» Supplied material

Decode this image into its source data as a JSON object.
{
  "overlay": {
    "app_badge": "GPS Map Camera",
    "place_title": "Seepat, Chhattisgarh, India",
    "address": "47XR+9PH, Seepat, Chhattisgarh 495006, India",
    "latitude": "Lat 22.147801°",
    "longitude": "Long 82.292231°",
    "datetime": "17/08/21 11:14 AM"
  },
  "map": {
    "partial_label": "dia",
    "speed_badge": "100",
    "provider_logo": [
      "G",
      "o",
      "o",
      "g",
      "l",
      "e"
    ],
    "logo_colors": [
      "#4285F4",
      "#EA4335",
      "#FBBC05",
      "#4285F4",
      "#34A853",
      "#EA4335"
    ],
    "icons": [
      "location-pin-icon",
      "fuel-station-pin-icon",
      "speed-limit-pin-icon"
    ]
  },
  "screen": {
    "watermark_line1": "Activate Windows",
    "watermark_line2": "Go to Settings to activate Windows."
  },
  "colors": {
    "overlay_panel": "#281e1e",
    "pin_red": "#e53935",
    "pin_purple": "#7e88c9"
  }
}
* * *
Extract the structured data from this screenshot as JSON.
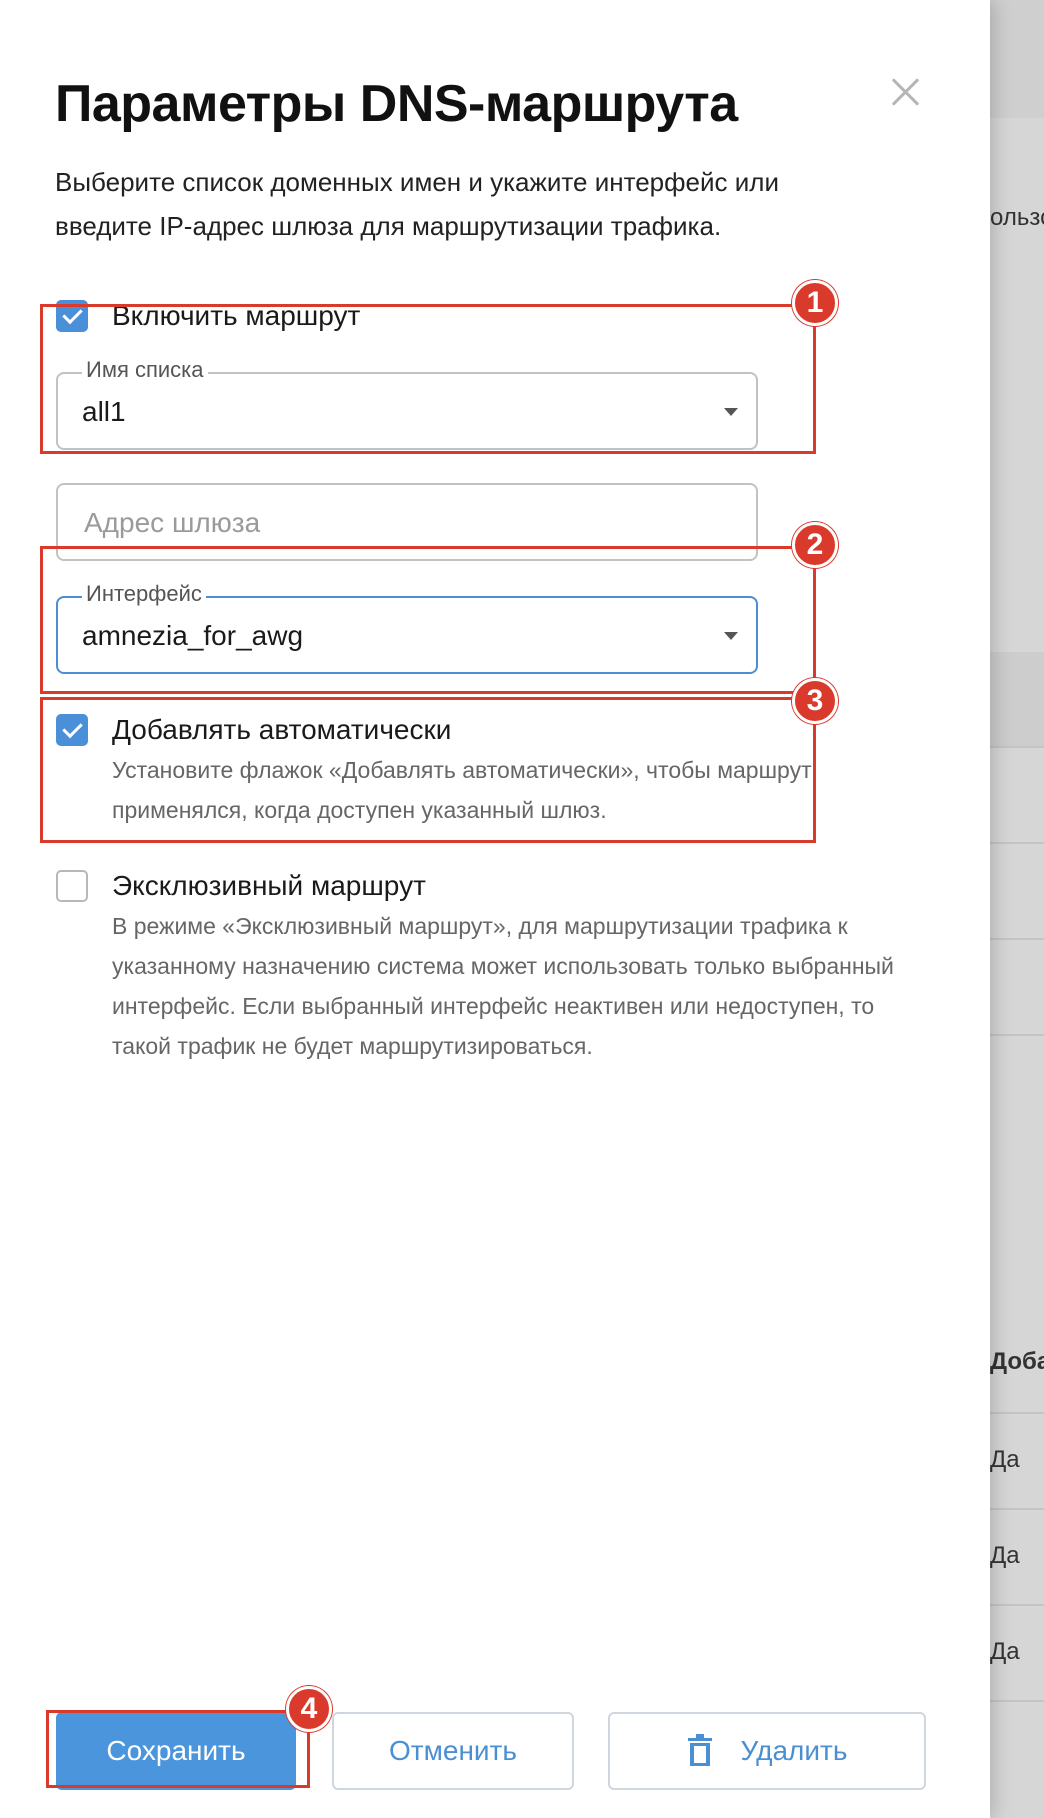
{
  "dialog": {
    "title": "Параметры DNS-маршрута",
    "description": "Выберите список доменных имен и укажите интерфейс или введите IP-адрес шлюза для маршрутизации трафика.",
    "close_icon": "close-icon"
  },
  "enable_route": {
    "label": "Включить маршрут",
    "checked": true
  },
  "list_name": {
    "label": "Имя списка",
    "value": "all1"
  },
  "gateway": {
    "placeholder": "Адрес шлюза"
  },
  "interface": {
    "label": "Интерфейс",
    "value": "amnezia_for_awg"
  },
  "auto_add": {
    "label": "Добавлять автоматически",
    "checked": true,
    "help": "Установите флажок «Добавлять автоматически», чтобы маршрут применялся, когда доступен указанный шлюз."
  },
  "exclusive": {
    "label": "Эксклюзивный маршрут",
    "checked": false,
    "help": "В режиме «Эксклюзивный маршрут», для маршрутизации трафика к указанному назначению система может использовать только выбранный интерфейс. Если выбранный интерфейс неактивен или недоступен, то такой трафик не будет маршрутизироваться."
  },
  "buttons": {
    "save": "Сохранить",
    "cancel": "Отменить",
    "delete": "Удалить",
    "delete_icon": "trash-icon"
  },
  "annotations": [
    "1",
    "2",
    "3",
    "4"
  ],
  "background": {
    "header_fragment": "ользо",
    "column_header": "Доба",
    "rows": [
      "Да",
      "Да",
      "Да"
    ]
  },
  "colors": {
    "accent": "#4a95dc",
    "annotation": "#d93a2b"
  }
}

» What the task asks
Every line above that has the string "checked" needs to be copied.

» Answer below
    "checked": true
    "checked": true,
    "checked": false,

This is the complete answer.